> [What you should do]: Wherever an image appears in the data, omit it and copy all the remaining text word for word.
*** Opening Material to process ***
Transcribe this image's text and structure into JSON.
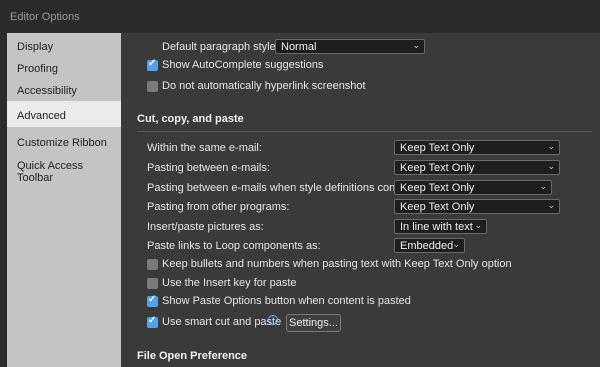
{
  "window": {
    "title": "Editor Options"
  },
  "sidebar": {
    "items": [
      {
        "label": "Display"
      },
      {
        "label": "Proofing"
      },
      {
        "label": "Accessibility"
      },
      {
        "label": "Advanced",
        "selected": true
      },
      {
        "label": "Customize Ribbon"
      },
      {
        "label": "Quick Access Toolbar"
      }
    ]
  },
  "top": {
    "default_paragraph_style": {
      "label": "Default paragraph style:",
      "value": "Normal"
    },
    "autocomplete": {
      "label": "Show AutoComplete suggestions",
      "checked": true
    },
    "no_hyperlink": {
      "label": "Do not automatically hyperlink screenshot",
      "checked": false
    }
  },
  "cut_copy_paste": {
    "heading": "Cut, copy, and paste",
    "rows": [
      {
        "label": "Within the same e-mail:",
        "value": "Keep Text Only"
      },
      {
        "label": "Pasting between e-mails:",
        "value": "Keep Text Only"
      },
      {
        "label": "Pasting between e-mails when style definitions conflict:",
        "value": "Keep Text Only"
      },
      {
        "label": "Pasting from other programs:",
        "value": "Keep Text Only"
      },
      {
        "label": "Insert/paste pictures as:",
        "value": "In line with text"
      },
      {
        "label": "Paste links to Loop components as:",
        "value": "Embedded"
      }
    ],
    "checks": [
      {
        "label": "Keep bullets and numbers when pasting text with Keep Text Only option",
        "checked": false
      },
      {
        "label": "Use the Insert key for paste",
        "checked": false
      },
      {
        "label": "Show Paste Options button when content is pasted",
        "checked": true
      },
      {
        "label": "Use smart cut and paste",
        "checked": true
      }
    ],
    "settings_button": "Settings..."
  },
  "file_open": {
    "heading": "File Open Preference"
  },
  "colors": {
    "accent": "#4da3ef",
    "sidebar_bg": "#c4c4c4",
    "main_bg": "#3a3a3a"
  }
}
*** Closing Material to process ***
> [Response below]:
Transcribe this image's text and structure into JSON.
{
  "window": {
    "title": "Editor Options"
  },
  "sidebar": {
    "items": [
      {
        "label": "Display"
      },
      {
        "label": "Proofing"
      },
      {
        "label": "Accessibility"
      },
      {
        "label": "Advanced",
        "selected": true
      },
      {
        "label": "Customize Ribbon"
      },
      {
        "label": "Quick Access Toolbar"
      }
    ]
  },
  "top": {
    "default_paragraph_style": {
      "label": "Default paragraph style:",
      "value": "Normal"
    },
    "autocomplete": {
      "label": "Show AutoComplete suggestions",
      "checked": true
    },
    "no_hyperlink": {
      "label": "Do not automatically hyperlink screenshot",
      "checked": false
    }
  },
  "cut_copy_paste": {
    "heading": "Cut, copy, and paste",
    "rows": [
      {
        "label": "Within the same e-mail:",
        "value": "Keep Text Only"
      },
      {
        "label": "Pasting between e-mails:",
        "value": "Keep Text Only"
      },
      {
        "label": "Pasting between e-mails when style definitions conflict:",
        "value": "Keep Text Only"
      },
      {
        "label": "Pasting from other programs:",
        "value": "Keep Text Only"
      },
      {
        "label": "Insert/paste pictures as:",
        "value": "In line with text"
      },
      {
        "label": "Paste links to Loop components as:",
        "value": "Embedded"
      }
    ],
    "checks": [
      {
        "label": "Keep bullets and numbers when pasting text with Keep Text Only option",
        "checked": false
      },
      {
        "label": "Use the Insert key for paste",
        "checked": false
      },
      {
        "label": "Show Paste Options button when content is pasted",
        "checked": true
      },
      {
        "label": "Use smart cut and paste",
        "checked": true
      }
    ],
    "settings_button": "Settings..."
  },
  "file_open": {
    "heading": "File Open Preference"
  },
  "colors": {
    "accent": "#4da3ef",
    "sidebar_bg": "#c4c4c4",
    "main_bg": "#3a3a3a"
  }
}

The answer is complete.